At heart, IG is an organizational process that seeks to organize “big data” at an institutional level to manage the constant creation of information. The concept of IG may also be characterized as risk management, litigation preparedness or litigation avoidance. On a very basic level, understanding an organization through advanced data analytics may allow entities to preventatively manage risk and develop a greater appreciation of human capital, business processes and lost efficiencies. In a world where we are often distracted by the volume of data, IG may allow us to once again focus on its value. Though IG is not strictly a legal process, it may expand the scope of client counsel and dramatically impact representation in a number of ways;
• A new services-oriented business opportunity to support client need
• Enhanced collection relevancy
• Increased collection speed
• Reduced review cost
• A deeper understanding of your client’s business practices and players

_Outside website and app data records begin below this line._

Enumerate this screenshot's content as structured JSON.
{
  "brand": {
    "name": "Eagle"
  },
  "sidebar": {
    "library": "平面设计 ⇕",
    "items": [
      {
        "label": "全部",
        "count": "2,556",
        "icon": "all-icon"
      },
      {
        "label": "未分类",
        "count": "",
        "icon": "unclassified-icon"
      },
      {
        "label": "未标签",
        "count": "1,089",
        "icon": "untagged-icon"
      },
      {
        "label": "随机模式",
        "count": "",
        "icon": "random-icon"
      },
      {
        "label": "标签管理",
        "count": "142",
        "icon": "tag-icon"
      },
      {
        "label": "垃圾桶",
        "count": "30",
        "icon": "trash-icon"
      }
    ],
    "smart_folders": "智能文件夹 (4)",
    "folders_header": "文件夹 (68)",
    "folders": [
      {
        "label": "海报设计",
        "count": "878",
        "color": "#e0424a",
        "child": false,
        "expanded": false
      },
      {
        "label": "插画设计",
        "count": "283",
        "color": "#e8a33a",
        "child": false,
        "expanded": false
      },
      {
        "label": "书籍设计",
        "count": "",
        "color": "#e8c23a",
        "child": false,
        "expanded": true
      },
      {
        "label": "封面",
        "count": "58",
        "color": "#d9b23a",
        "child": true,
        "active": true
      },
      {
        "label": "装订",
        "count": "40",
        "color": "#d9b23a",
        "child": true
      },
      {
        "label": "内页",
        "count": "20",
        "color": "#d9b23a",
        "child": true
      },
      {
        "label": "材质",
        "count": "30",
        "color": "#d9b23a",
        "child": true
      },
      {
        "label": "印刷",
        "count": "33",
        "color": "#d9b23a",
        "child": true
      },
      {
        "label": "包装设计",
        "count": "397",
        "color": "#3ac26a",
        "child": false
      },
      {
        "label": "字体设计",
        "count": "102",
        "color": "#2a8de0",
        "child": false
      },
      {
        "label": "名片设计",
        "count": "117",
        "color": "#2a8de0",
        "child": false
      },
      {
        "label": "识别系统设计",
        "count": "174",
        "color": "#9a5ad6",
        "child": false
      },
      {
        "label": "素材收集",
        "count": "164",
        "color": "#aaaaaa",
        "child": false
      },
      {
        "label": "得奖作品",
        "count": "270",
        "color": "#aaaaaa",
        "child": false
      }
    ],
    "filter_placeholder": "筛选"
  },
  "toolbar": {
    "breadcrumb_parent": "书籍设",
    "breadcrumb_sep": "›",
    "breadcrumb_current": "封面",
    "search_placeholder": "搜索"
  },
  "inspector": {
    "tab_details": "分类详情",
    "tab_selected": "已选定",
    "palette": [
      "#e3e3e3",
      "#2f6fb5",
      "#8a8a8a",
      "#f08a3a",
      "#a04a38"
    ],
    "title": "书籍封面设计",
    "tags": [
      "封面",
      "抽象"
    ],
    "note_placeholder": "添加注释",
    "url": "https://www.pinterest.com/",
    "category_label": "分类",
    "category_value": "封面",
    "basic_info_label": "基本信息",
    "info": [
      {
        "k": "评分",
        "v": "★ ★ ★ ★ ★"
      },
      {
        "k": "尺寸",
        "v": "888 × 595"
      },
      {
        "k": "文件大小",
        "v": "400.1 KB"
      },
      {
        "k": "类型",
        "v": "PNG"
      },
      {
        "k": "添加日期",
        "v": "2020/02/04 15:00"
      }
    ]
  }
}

In terms of managing client data, law firms are infrequently proactive advocates…we respond to need. Law firms have assisted clients with their data/information in defensive ways for years; preservation plans, litigation holds, and data collections in response to subpoena or investigation but, these are not preventative in nature and, generally, eDiscovery has inherently been a responsive process. eDiscovery is like running to the ER for every independent issue and IG is like long-term, holistic healthcare that seeks comprehensive well-being.
So, if IG is cross-disciplinary in terms of the parties at the table, who drives the conversation and action? Are law firms driving the process on behalf of clients? Within a client’s organization, IT, Compliance, the General Counsel’s Office, HR (in terms of PII – Personally Identifiable Information or HIPAA), technology vendors and outside counsel may be involved in the conversation. As advocates, I believe that there is a powerful role for law firms (outside counsel) to direct the development of IG principles on behalf of a client to promote substantive categorization of internal data in anticipation of regulatory action or litigation.